(Component data from apps and pages)
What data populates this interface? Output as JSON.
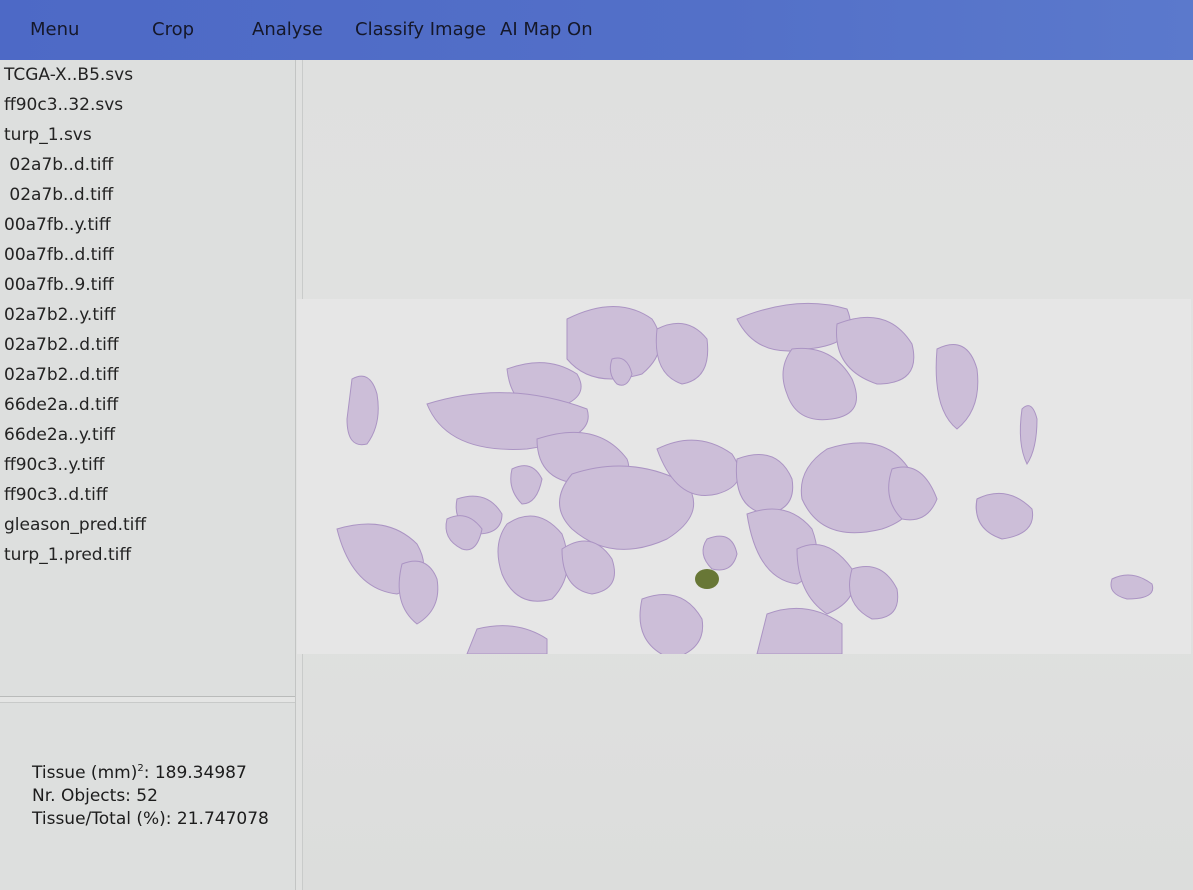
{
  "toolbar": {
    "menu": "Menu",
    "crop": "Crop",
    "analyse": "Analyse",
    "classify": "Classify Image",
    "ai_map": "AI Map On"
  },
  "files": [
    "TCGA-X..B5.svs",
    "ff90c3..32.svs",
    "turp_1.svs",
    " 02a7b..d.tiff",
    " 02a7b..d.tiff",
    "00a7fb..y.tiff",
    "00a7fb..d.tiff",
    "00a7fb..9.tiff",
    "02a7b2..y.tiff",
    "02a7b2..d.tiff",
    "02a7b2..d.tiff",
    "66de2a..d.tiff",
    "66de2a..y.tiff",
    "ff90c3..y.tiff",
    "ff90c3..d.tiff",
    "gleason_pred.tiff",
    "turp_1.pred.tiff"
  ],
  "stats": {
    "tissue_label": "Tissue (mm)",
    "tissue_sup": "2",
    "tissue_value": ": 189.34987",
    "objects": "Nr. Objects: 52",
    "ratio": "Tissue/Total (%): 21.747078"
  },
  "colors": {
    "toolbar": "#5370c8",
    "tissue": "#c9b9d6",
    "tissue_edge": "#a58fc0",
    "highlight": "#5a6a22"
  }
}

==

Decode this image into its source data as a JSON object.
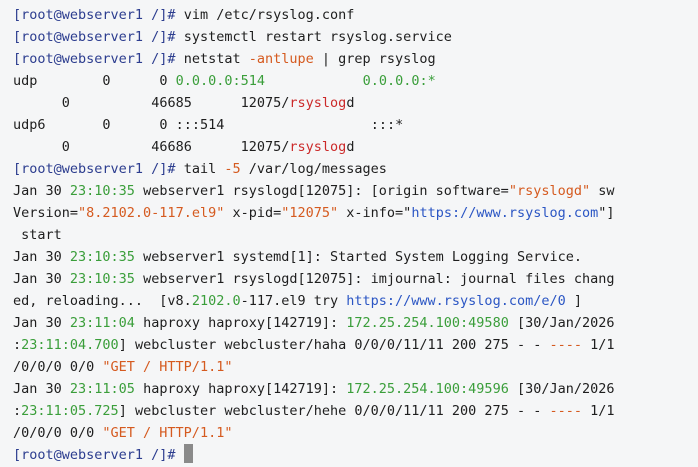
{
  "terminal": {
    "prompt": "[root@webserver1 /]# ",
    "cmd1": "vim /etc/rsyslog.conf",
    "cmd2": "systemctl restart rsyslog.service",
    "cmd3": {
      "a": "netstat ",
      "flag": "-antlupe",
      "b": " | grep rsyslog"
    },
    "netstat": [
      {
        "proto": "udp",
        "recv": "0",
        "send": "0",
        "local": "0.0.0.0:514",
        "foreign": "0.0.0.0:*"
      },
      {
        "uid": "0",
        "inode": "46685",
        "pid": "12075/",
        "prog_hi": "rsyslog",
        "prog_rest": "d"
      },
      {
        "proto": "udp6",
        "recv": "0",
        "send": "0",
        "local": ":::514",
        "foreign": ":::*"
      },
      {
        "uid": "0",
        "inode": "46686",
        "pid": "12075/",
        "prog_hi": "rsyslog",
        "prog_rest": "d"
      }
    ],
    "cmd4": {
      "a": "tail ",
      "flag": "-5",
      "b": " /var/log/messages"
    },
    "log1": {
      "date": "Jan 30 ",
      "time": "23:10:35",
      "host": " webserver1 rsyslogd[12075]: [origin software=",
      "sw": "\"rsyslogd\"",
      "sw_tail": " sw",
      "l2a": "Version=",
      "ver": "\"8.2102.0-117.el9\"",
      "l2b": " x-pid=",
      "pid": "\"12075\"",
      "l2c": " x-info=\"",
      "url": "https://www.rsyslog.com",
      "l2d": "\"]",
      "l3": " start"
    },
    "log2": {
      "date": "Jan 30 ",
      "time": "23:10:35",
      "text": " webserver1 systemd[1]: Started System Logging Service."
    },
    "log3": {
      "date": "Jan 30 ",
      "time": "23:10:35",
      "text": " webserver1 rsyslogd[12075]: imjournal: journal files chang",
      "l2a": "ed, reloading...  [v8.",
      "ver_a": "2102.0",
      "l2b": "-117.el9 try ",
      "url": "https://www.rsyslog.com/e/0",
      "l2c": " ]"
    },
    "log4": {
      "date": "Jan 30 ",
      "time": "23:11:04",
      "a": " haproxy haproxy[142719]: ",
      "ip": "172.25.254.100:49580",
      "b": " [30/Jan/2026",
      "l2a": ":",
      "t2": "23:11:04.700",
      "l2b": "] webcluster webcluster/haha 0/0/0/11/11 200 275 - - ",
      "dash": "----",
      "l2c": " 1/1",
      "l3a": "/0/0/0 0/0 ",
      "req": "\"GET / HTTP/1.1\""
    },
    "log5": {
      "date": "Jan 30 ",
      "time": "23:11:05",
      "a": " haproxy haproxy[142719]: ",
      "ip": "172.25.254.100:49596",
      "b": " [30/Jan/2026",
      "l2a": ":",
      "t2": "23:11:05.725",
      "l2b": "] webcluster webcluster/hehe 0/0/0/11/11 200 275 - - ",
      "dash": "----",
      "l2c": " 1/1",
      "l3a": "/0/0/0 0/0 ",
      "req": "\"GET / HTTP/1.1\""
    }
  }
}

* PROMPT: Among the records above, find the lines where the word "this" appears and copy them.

* THE COMPLETED TASK:
What data populates this interface? Output as JSON.
Decode this image into its source data as a JSON object.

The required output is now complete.